Two more people were arrested for their conduct inside or near the station house at Eighth Street and Avenue C, the lieutenant said. He didn’t know exactly what sparked the initial fight and couldn’t confirm that a father and son were involved. During a follow-up call, he declined to indicate whether officers used pepper spray to control the crowd, referring inquiries to the police department’s press office.

Deputy Inspector John Cappelmann, the commanding officer of the Ninth Precinct, also confirmed the incident, but did not go into detail, since it was under PSA 4’s jurisdiction. “There weren’t any serious injuries to police officers or civilians, or any serious crimes that came out of the incident,” he said.
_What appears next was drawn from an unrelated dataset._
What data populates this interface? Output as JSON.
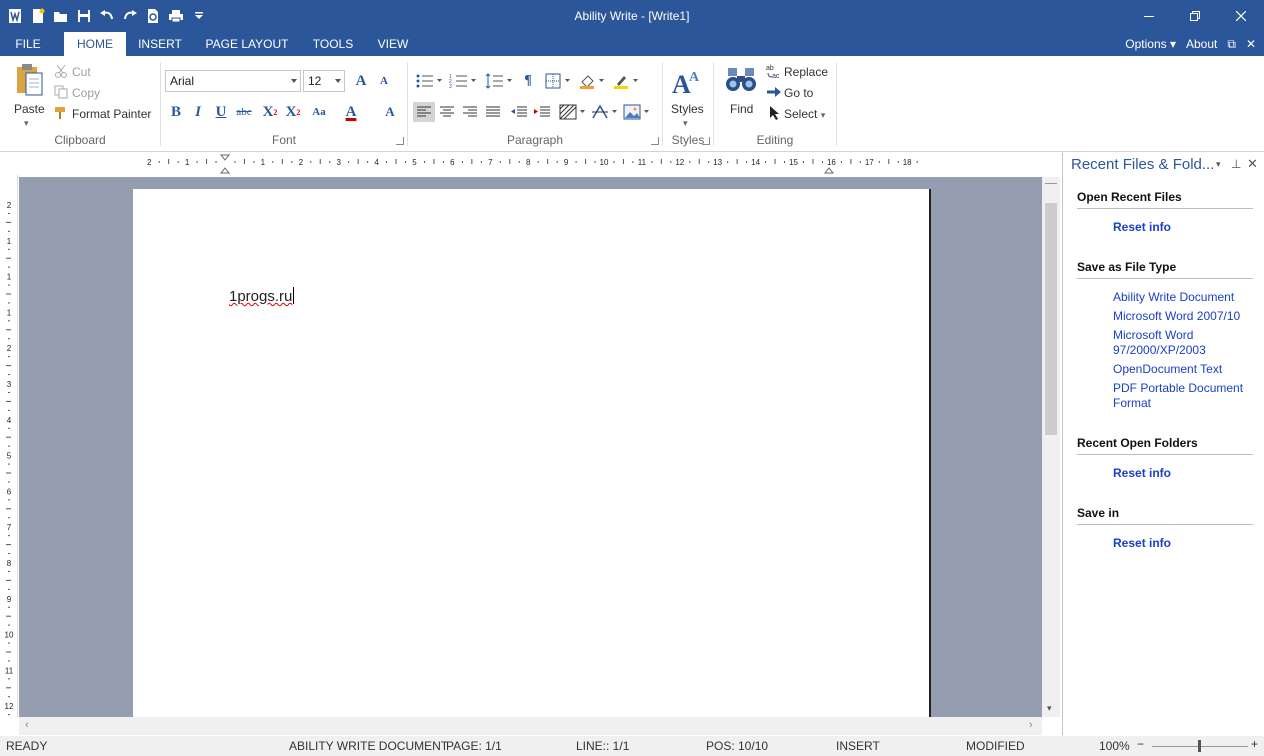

Jeffry Solomon, a psychologist who recently served as a counselor at a basketball program in Campos Plaza meant to reduce youth crime, heard about the showdown from teens in the area. “There’s a tremendous amount of animosity between police and the neighborhood, as well as a lack of compassion, understanding and empathy on both sides,” he said. “It just came to a head. It’s like a very dry tinderbox and all you need is a spark.”
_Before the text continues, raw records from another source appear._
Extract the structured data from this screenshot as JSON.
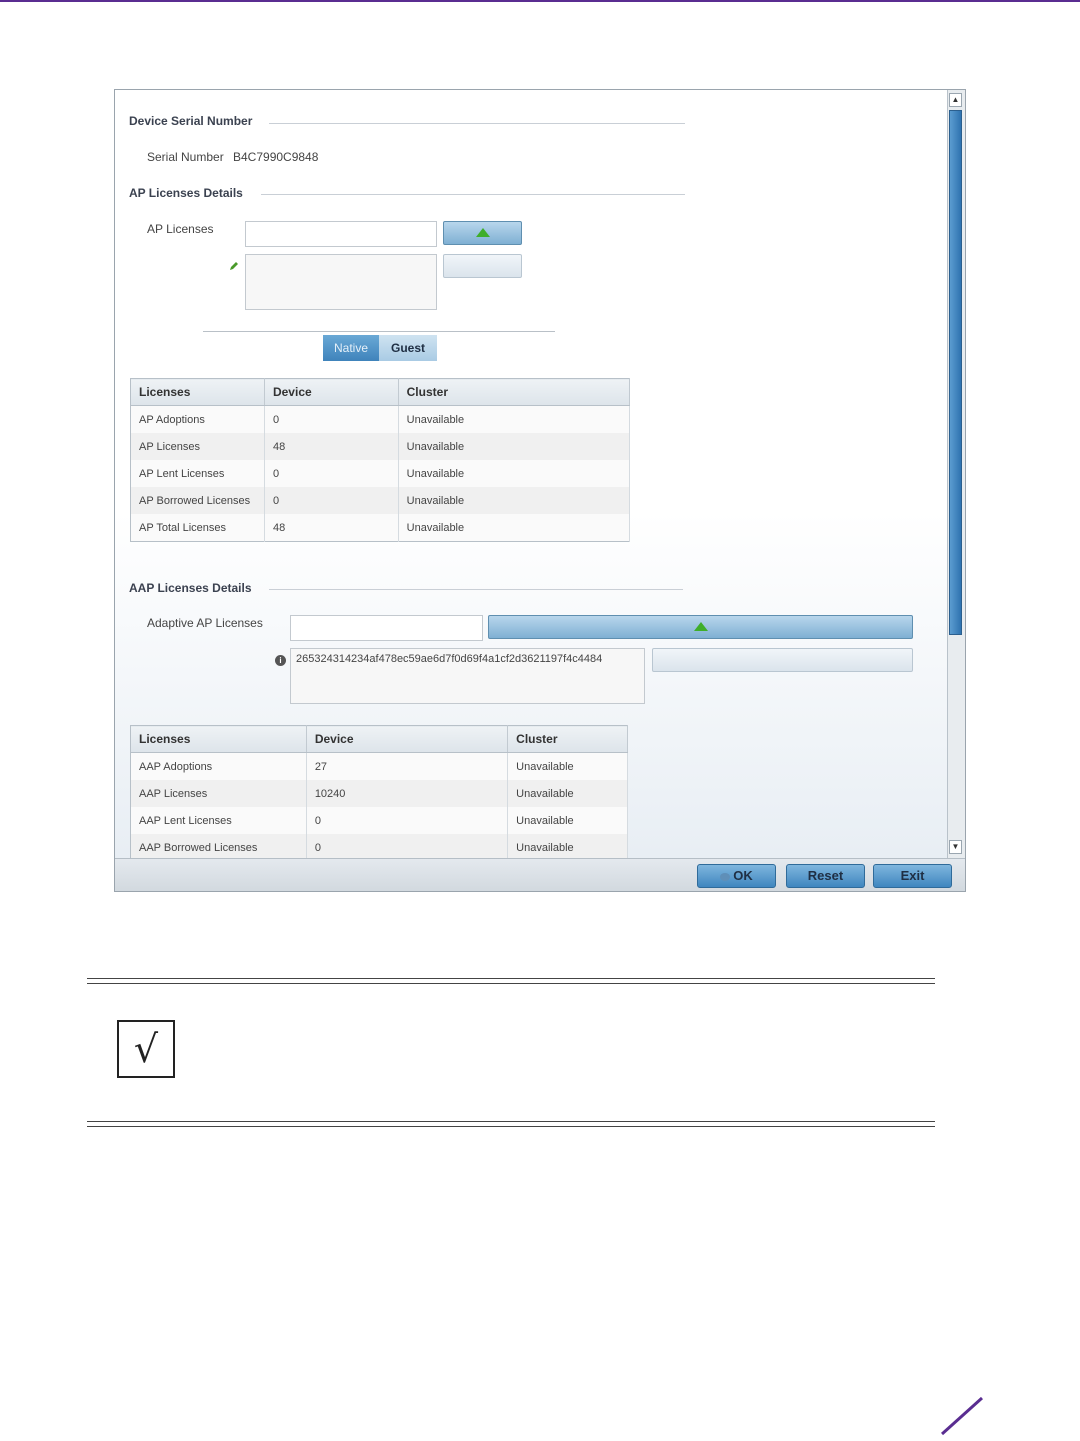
{
  "device_serial": {
    "section_title": "Device Serial Number",
    "label": "Serial Number",
    "value": "B4C7990C9848"
  },
  "ap_licenses": {
    "section_title": "AP Licenses Details",
    "field_label": "AP Licenses",
    "tabs": [
      "Native",
      "Guest"
    ],
    "table": {
      "headers": [
        "Licenses",
        "Device",
        "Cluster"
      ],
      "rows": [
        [
          "AP Adoptions",
          "0",
          "Unavailable"
        ],
        [
          "AP Licenses",
          "48",
          "Unavailable"
        ],
        [
          "AP Lent Licenses",
          "0",
          "Unavailable"
        ],
        [
          "AP Borrowed Licenses",
          "0",
          "Unavailable"
        ],
        [
          "AP Total Licenses",
          "48",
          "Unavailable"
        ]
      ]
    }
  },
  "aap_licenses": {
    "section_title": "AAP Licenses Details",
    "field_label": "Adaptive AP Licenses",
    "license_key": "265324314234af478ec59ae6d7f0d69f4a1cf2d3621197f4c4484",
    "table": {
      "headers": [
        "Licenses",
        "Device",
        "Cluster"
      ],
      "rows": [
        [
          "AAP Adoptions",
          "27",
          "Unavailable"
        ],
        [
          "AAP Licenses",
          "10240",
          "Unavailable"
        ],
        [
          "AAP Lent Licenses",
          "0",
          "Unavailable"
        ],
        [
          "AAP Borrowed Licenses",
          "0",
          "Unavailable"
        ]
      ]
    }
  },
  "footer": {
    "ok": "OK",
    "reset": "Reset",
    "exit": "Exit"
  },
  "note": {
    "icon": "check-icon",
    "glyph": "√"
  },
  "colors": {
    "brand": "#5a2d91",
    "accent_button": "#3f86bf",
    "add_arrow": "#3fae2a"
  }
}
Lt. Nusser said that he had spent time since the incident talking to neighborhood residents. “There is a lot of misinformation in the community,” he said, admitting that he had received negative feedback. “But there’s no community unrest.”
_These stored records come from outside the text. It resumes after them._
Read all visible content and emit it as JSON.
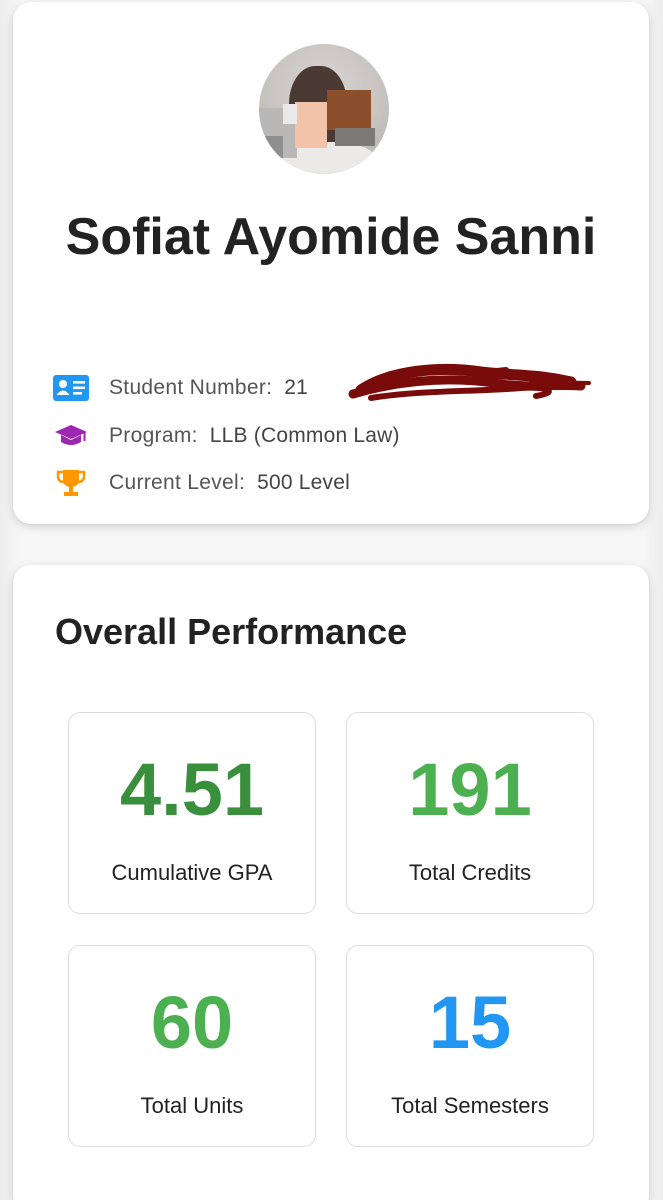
{
  "profile": {
    "name": "Sofiat Ayomide Sanni",
    "student_number": {
      "label": "Student Number:",
      "value": "21"
    },
    "program": {
      "label": "Program:",
      "value": "LLB (Common Law)"
    },
    "level": {
      "label": "Current Level:",
      "value": "500 Level"
    },
    "icons": {
      "student_number": "id-card-icon",
      "program": "graduation-cap-icon",
      "level": "trophy-icon"
    }
  },
  "performance": {
    "title": "Overall Performance",
    "stats": [
      {
        "value": "4.51",
        "label": "Cumulative GPA",
        "color": "#3a8f3c"
      },
      {
        "value": "191",
        "label": "Total Credits",
        "color": "#4caf50"
      },
      {
        "value": "60",
        "label": "Total Units",
        "color": "#4caf50"
      },
      {
        "value": "15",
        "label": "Total Semesters",
        "color": "#2196f3"
      }
    ]
  },
  "colors": {
    "id_icon": "#2196f3",
    "program_icon": "#9c27b0",
    "trophy_icon": "#ff9800",
    "redaction": "#7a0b0b"
  }
}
The incidents have caused Aida Salgado, who lives on Ninth Street between Avenues B and C, to believe the atmosphere around Jacob Riis and Campos Plaza has only gotten worse since her son Keith was shot and killed near Campos Plaza last October. Ms. Salgado started a group called Mothers in Arms to attempt to stop violence in the area.

“You can feel the tension in the street, you can feel the animosity in the street. There is a lot of anger, and people are still talking about it,” she said.

An Eighth Street resident, who didn’t want his name used because he knew people involved in the fights, said, “Cops are all over the avenue now. The past three days, after it happened, they’ve been stopping everyone.”

Jose Quiles, who teaches art to at-risk youth in the neighborhood, said the police were working with community members to curb violence such as the stabbing that occurred in East River Park last Saturday. The knife fight came up during church service that weekend, he said. “They talked about the stabbings and the pastor mentioned that the police don’t know what to do with all the violence that’s taking place and they’re looking for help,” he said. “They talked about training people to send out in the streets, especially on Avenue D.”

Earlier today, another stabbing occurred on East Fifth Street between Avenues C and D. Corey Capers, a 31-year-old resident of the Baruch Houses, died from a knife wound to the chest.

David Sosa, a longtime resident of Lillian Wald Houses south of Sixth Street, said he was grateful to see a heightened police presence. He hadn’t heard about the Saturday fight, but said he could tell that conflicts with police had been increasing in the area. “It has been a little bit out of control,” he said. “Lately, it has been kind of chaotic here.”

Ms. Salgado said, “This is just a feeling of what the summer’s going to be like here, and I don’t know what’s going to happen.”

Additional reporting by Melvin Felix.